The future is always unpredictable. Widespread economic forecasts that the huge increase in interest rates we have seen in the main developed countries would lead to a recession have not as yet materialised.
6th October 2023
Gavin Jones See profile
As we approach winter again, oil prices have risen by almost a third since the middle of the year, caused in part by a reduction in output from oil producing countries. Bond yields have also resumed their rise, as economies have proved more resilient and inflation more stubborn than central banks expected. At the same time, US equities lost ground with the index down almost 5% in September.
Global markets are complex. During the pandemic consumers bought ‘stuff’ while we were locked down in our homes, however since the reopening of society, there has been a rebound with people buying experiences and services instead. Conversely some companies benefited during lockdown while others struggled. We will have to wait and see what the longer-term impact of future interest rates potentially being higher than they have for the last 15 years will have for individuals and for the global economy.
Inflation dipped from 6.8% year-on-year in July to 6.7% in August which was a surprise fall against expectations of a rise to 7.0%. Given the sharp increase in petrol prices over the course of the month, it was unsurprising that the headline measure was boosted by transport prices, which includes vehicle fuels. However, this was more than offset by further declines in food price inflation and a fall in restaurant and hotel prices.
The data was sufficient to encourage the Bank of England to keep the base rate on hold at 5.25% at their meeting in September. However, UK Inflation remains amongst the highest among developed nations.
Bank base rates in the eurozone were increased by the European Central Bank to 4% in September, a record high since the eurozone began and surpassing the 3.75% level last seen in late 2000.
August inflation figures were released showing inflation had fallen only marginally from 5.3% to 5.2% which may have influenced the interest rate rise. However, figures released for September showed inflation down to 4.3% in a sign that the overall increase in rates is working to bring inflation down.

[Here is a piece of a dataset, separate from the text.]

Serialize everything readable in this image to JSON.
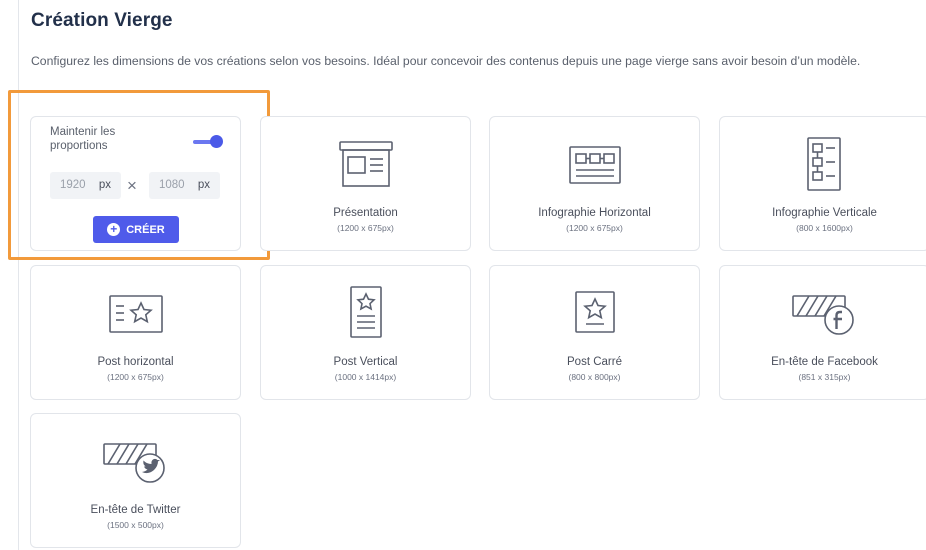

In September, as was expected, the US central bank held rates at a range of 5.25-5.50%. However, this decision was accompanied by a firm ‘higher for longer’ message, leading to bond yields, especially at longer durations, rising.
The US economy has been remarkably resilient over the past few months, particularly the consumer economy and it is looking unlikely there will be a recession in the short term.
There are downside risks to the economy arising from a potential Government shutdown. At the end of September hard-line Republicans unhappy with the spending deal struck by House Speaker McCarthy and President Biden during the debt ceiling negotiations refused to pass the US spending bills without seeing large cuts to expenditure. Just before the deadline on Saturday 30 September, a deal was agreed which will keep the Government operating until mid-November. This is a stop-gap measure which allows both sides to continue negotiations without the economic impact of a temporary shutdown.
All eyes continue to be on China. We have spoken before about the ongoing restructuring of the highly indebted real estate sector. The latest news there is that real estate giant Evergrande has been unable to sell certain assets or issue new debt as part of its restructuring plan, sending the shares down 20% on the news (although they already trade at a fraction of their pre-Covid levels, because the outstanding debts overwhelm the small equity value that might be left).
To date, widely expected stimulus measures by the Chinese Government remain piecemeal by nature rather than being bigger and more meaningful. This means a slow recovery.
In the short term, the resumption of bond yields increasing has been negative for defensive assets, but attention may well soon turn to when central banks will start to ease rates. Markets are certainly pricing in that interest rates may start to come down again in most developed countries in 2024, even after the higher rates for longer statements from the US Federal Reserve.
Central banks are being ‘data driven’ and watching closely what impact higher rates are having on their economy to decide future policy. Unless there is a severe shock to economies it is expected interest rate cuts will be at a much more measured pace.
While interest rates stay high for longer, the funds you invest into will pay higher yields. Both the Dimensional Global Short Dated Bond and the new Vanguard fund we introduced into portfolios have yields to maturity of over 5% and the inflation linked bond funds we have will continue to benefit from higher inflation.
Economic data can change quickly and if the economic picture should worsen and interest rates are cut more quickly than expected this can cause an increase in the capital value of bonds which you will receive in your portfolio.
Please speak to your financial planner if you want to discuss your portfolio.